--- DATASET CONTENT ---

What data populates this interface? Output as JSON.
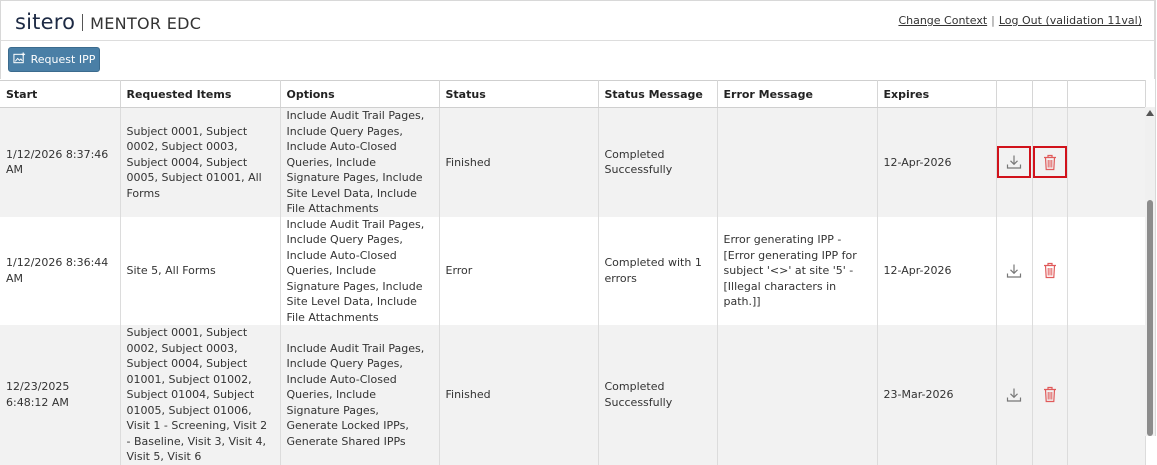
{
  "brand": {
    "sitero": "sitero",
    "product": "MENTOR EDC",
    "colors": {
      "navy": "#1d2a44",
      "accent_button": "#4a7fa6",
      "delete_icon": "#e05a5a",
      "highlight": "#d1121b"
    }
  },
  "top_links": {
    "change_context": "Change Context",
    "separator": "|",
    "logout": "Log Out (validation 11val)"
  },
  "toolbar": {
    "request_ipp_label": "Request IPP",
    "request_ipp_icon": "image-add-icon"
  },
  "table": {
    "columns": [
      "Start",
      "Requested Items",
      "Options",
      "Status",
      "Status Message",
      "Error Message",
      "Expires",
      "",
      "",
      ""
    ],
    "rows": [
      {
        "start": "1/12/2026 8:37:46 AM",
        "requested_items": "Subject 0001, Subject 0002, Subject 0003, Subject 0004, Subject 0005, Subject 01001, All Forms",
        "options": "Include Audit Trail Pages, Include Query Pages, Include Auto-Closed Queries, Include Signature Pages, Include Site Level Data, Include File Attachments",
        "status": "Finished",
        "status_message": "Completed Successfully",
        "error_message": "",
        "expires": "12-Apr-2026",
        "download_icon": "download-icon",
        "delete_icon": "trash-icon",
        "highlighted": true
      },
      {
        "start": "1/12/2026 8:36:44 AM",
        "requested_items": "Site 5, All Forms",
        "options": "Include Audit Trail Pages, Include Query Pages, Include Auto-Closed Queries, Include Signature Pages, Include Site Level Data, Include File Attachments",
        "status": "Error",
        "status_message": "Completed with 1 errors",
        "error_message": "Error generating IPP - [Error generating IPP for subject '<>' at site '5' - [Illegal characters in path.]]",
        "expires": "12-Apr-2026",
        "download_icon": "download-icon",
        "delete_icon": "trash-icon",
        "highlighted": false
      },
      {
        "start": "12/23/2025 6:48:12 AM",
        "requested_items": "Subject 0001, Subject 0002, Subject 0003, Subject 0004, Subject 01001, Subject 01002, Subject 01004, Subject 01005, Subject 01006, Visit 1 - Screening, Visit 2 - Baseline, Visit 3, Visit 4, Visit 5, Visit 6",
        "options": "Include Audit Trail Pages, Include Query Pages, Include Auto-Closed Queries, Include Signature Pages, Generate Locked IPPs, Generate Shared IPPs",
        "status": "Finished",
        "status_message": "Completed Successfully",
        "error_message": "",
        "expires": "23-Mar-2026",
        "download_icon": "download-icon",
        "delete_icon": "trash-icon",
        "highlighted": false
      }
    ]
  }
}
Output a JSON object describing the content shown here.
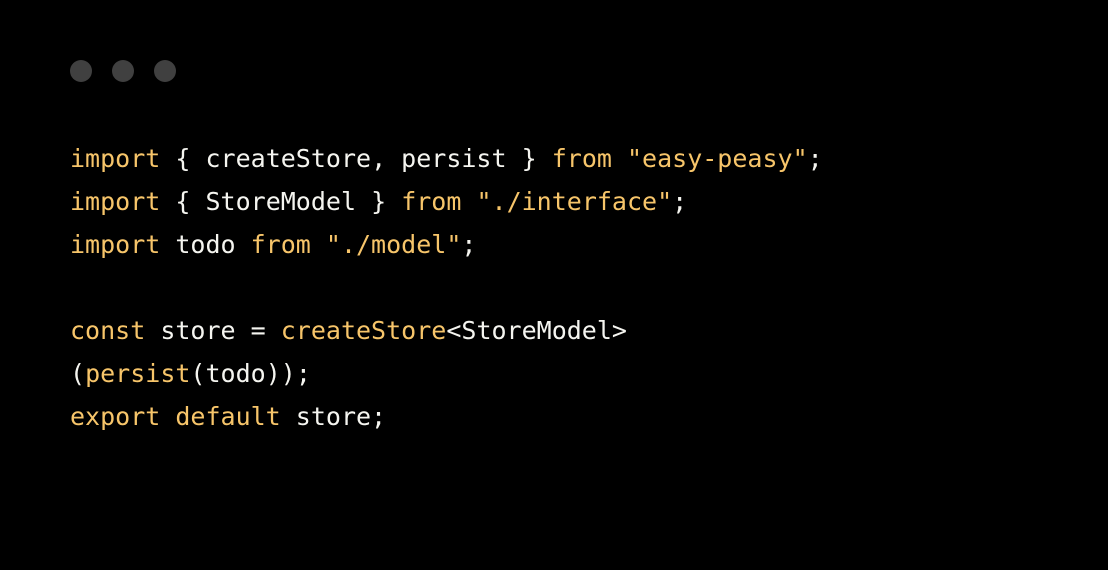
{
  "traffic_lights": {
    "count": 3
  },
  "code": {
    "lines": [
      {
        "tokens": [
          {
            "t": "import",
            "c": "c-keyword"
          },
          {
            "t": " ",
            "c": "c-ident"
          },
          {
            "t": "{",
            "c": "c-punct"
          },
          {
            "t": " createStore",
            "c": "c-ident"
          },
          {
            "t": ",",
            "c": "c-punct"
          },
          {
            "t": " persist ",
            "c": "c-ident"
          },
          {
            "t": "}",
            "c": "c-punct"
          },
          {
            "t": " ",
            "c": "c-ident"
          },
          {
            "t": "from",
            "c": "c-keyword"
          },
          {
            "t": " ",
            "c": "c-ident"
          },
          {
            "t": "\"easy-peasy\"",
            "c": "c-string"
          },
          {
            "t": ";",
            "c": "c-punct"
          }
        ]
      },
      {
        "tokens": [
          {
            "t": "import",
            "c": "c-keyword"
          },
          {
            "t": " ",
            "c": "c-ident"
          },
          {
            "t": "{",
            "c": "c-punct"
          },
          {
            "t": " StoreModel ",
            "c": "c-ident"
          },
          {
            "t": "}",
            "c": "c-punct"
          },
          {
            "t": " ",
            "c": "c-ident"
          },
          {
            "t": "from",
            "c": "c-keyword"
          },
          {
            "t": " ",
            "c": "c-ident"
          },
          {
            "t": "\"./interface\"",
            "c": "c-string"
          },
          {
            "t": ";",
            "c": "c-punct"
          }
        ]
      },
      {
        "tokens": [
          {
            "t": "import",
            "c": "c-keyword"
          },
          {
            "t": " todo ",
            "c": "c-ident"
          },
          {
            "t": "from",
            "c": "c-keyword"
          },
          {
            "t": " ",
            "c": "c-ident"
          },
          {
            "t": "\"./model\"",
            "c": "c-string"
          },
          {
            "t": ";",
            "c": "c-punct"
          }
        ]
      },
      {
        "tokens": [
          {
            "t": " ",
            "c": "c-ident"
          }
        ]
      },
      {
        "tokens": [
          {
            "t": "const",
            "c": "c-keyword"
          },
          {
            "t": " store ",
            "c": "c-ident"
          },
          {
            "t": "=",
            "c": "c-op"
          },
          {
            "t": " ",
            "c": "c-ident"
          },
          {
            "t": "createStore",
            "c": "c-call"
          },
          {
            "t": "<",
            "c": "c-punct"
          },
          {
            "t": "StoreModel",
            "c": "c-type"
          },
          {
            "t": ">",
            "c": "c-punct"
          }
        ]
      },
      {
        "tokens": [
          {
            "t": "(",
            "c": "c-punct"
          },
          {
            "t": "persist",
            "c": "c-call"
          },
          {
            "t": "(",
            "c": "c-punct"
          },
          {
            "t": "todo",
            "c": "c-ident"
          },
          {
            "t": ")",
            "c": "c-punct"
          },
          {
            "t": ")",
            "c": "c-punct"
          },
          {
            "t": ";",
            "c": "c-punct"
          }
        ]
      },
      {
        "tokens": [
          {
            "t": "export",
            "c": "c-keyword"
          },
          {
            "t": " ",
            "c": "c-ident"
          },
          {
            "t": "default",
            "c": "c-keyword"
          },
          {
            "t": " store",
            "c": "c-ident"
          },
          {
            "t": ";",
            "c": "c-punct"
          }
        ]
      }
    ]
  }
}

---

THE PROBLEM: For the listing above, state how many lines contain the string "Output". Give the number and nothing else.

SOLUTION TO THIS EXERCISE: 2